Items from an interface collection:
§ §

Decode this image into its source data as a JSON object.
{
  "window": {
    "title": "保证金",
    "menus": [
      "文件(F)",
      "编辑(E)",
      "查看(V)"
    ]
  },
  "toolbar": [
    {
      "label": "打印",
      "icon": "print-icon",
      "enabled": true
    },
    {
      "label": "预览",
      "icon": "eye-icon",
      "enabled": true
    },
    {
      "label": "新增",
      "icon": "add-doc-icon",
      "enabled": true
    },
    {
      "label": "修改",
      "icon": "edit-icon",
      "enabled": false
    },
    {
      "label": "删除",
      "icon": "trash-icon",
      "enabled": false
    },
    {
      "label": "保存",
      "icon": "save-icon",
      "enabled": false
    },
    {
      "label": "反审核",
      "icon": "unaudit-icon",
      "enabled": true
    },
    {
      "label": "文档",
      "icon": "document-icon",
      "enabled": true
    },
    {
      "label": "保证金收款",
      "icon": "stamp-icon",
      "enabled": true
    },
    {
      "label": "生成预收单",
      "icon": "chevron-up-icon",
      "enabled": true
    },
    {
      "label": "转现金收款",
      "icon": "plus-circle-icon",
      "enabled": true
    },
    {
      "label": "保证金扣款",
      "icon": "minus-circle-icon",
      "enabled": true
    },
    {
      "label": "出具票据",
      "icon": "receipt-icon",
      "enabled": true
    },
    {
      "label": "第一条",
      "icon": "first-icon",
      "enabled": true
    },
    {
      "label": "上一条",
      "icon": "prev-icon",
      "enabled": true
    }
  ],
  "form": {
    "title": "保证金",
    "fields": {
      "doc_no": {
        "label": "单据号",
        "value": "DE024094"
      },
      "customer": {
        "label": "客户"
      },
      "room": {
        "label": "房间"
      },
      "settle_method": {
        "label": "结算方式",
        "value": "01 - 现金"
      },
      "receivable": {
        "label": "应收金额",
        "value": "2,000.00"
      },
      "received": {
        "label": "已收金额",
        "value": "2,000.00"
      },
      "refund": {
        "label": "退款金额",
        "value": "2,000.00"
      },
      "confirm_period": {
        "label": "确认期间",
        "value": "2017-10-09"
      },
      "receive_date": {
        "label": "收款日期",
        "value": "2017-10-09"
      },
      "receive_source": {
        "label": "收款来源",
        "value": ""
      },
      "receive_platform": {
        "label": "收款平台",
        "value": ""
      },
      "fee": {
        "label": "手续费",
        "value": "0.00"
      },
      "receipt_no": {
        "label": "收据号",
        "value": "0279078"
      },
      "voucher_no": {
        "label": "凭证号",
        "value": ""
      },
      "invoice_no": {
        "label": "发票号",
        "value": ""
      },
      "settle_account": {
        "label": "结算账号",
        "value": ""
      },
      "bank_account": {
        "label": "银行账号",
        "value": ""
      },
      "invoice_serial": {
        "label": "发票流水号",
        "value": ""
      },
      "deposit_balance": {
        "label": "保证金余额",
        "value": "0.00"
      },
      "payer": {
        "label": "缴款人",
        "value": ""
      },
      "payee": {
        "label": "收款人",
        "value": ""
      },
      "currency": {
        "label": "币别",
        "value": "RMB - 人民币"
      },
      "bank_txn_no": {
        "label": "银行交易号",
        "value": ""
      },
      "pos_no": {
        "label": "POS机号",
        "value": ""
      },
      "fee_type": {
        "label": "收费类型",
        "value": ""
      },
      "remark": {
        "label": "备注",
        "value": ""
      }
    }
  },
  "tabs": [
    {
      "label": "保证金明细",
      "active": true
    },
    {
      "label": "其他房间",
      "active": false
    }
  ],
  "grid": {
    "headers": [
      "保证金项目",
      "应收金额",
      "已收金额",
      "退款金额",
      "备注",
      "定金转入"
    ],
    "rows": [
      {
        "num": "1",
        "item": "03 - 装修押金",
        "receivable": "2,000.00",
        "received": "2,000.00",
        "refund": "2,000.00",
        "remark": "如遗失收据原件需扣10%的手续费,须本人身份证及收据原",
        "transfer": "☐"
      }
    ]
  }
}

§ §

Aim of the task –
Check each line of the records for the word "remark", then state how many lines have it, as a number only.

Solution for this exercise –
2